[Data for the task]
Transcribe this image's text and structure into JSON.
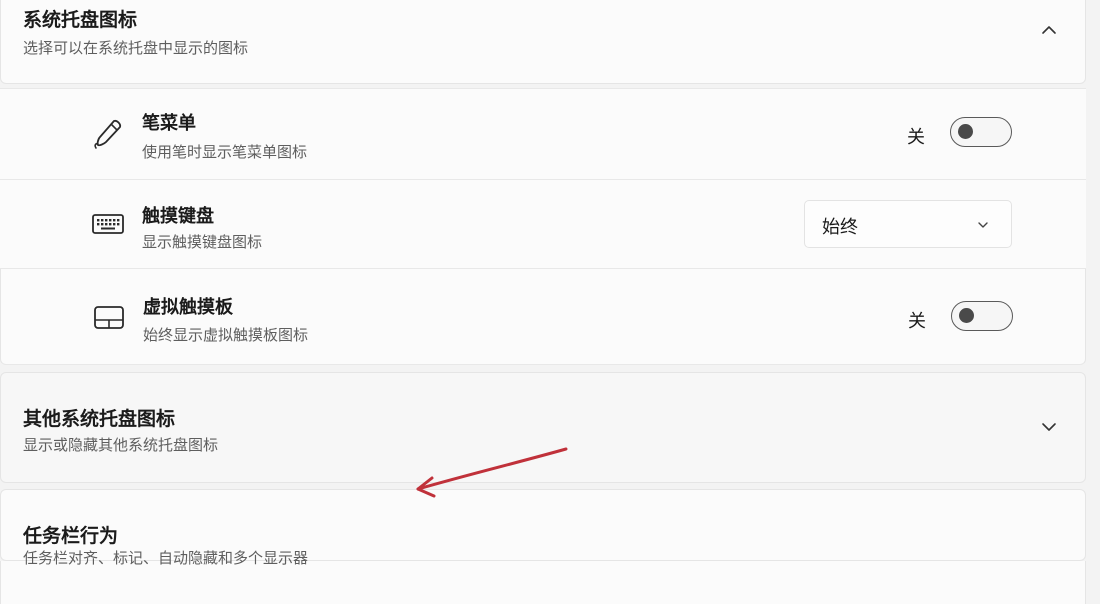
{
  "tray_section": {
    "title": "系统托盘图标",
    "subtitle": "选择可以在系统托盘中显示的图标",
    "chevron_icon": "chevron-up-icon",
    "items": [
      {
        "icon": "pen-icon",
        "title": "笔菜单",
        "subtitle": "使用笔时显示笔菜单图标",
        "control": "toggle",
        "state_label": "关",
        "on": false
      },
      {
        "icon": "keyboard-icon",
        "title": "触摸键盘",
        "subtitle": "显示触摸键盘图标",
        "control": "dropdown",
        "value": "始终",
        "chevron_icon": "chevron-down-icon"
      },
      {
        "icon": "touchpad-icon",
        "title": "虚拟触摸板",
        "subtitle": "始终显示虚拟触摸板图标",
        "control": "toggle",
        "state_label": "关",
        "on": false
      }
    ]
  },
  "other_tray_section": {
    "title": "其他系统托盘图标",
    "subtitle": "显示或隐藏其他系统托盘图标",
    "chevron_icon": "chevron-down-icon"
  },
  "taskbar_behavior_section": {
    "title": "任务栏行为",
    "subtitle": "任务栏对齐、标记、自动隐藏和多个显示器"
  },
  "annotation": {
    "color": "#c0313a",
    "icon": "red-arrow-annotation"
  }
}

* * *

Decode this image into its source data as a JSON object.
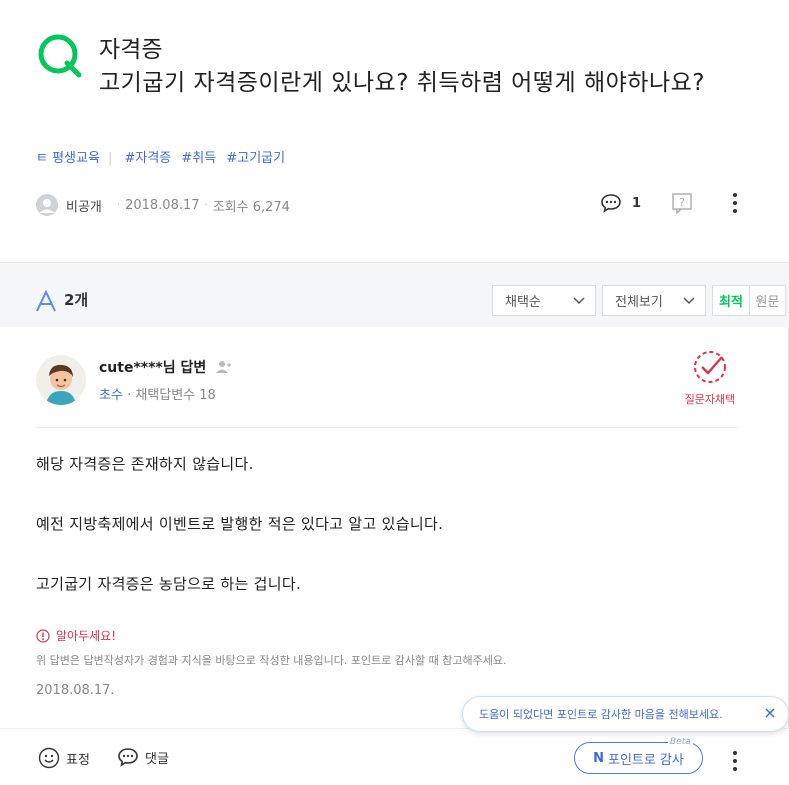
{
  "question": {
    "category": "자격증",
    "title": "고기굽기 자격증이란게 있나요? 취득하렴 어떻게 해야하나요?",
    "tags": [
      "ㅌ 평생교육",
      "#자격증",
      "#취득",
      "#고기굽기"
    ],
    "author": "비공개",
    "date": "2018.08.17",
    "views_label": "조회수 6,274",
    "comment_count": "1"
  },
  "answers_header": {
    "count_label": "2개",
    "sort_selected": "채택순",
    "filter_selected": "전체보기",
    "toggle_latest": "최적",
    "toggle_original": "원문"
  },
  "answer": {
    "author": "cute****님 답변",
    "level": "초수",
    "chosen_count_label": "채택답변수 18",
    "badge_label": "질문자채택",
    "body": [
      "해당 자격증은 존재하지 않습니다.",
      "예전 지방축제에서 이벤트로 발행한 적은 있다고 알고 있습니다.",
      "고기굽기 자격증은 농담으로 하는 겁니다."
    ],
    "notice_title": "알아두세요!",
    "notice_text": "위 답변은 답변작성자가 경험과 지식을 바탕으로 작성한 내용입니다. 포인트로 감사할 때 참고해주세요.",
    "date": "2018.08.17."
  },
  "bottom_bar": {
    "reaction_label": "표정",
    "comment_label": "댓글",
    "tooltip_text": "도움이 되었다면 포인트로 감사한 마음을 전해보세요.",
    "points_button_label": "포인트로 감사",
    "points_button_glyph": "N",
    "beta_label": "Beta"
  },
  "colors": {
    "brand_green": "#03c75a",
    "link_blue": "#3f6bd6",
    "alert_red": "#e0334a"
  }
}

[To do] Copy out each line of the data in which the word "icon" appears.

[Task answer]
    "chevron_icon": "chevron-up-icon",
        "icon": "pen-icon",
        "icon": "keyboard-icon",
        "chevron_icon": "chevron-down-icon"
        "icon": "touchpad-icon",
    "chevron_icon": "chevron-down-icon"
    "icon": "red-arrow-annotation"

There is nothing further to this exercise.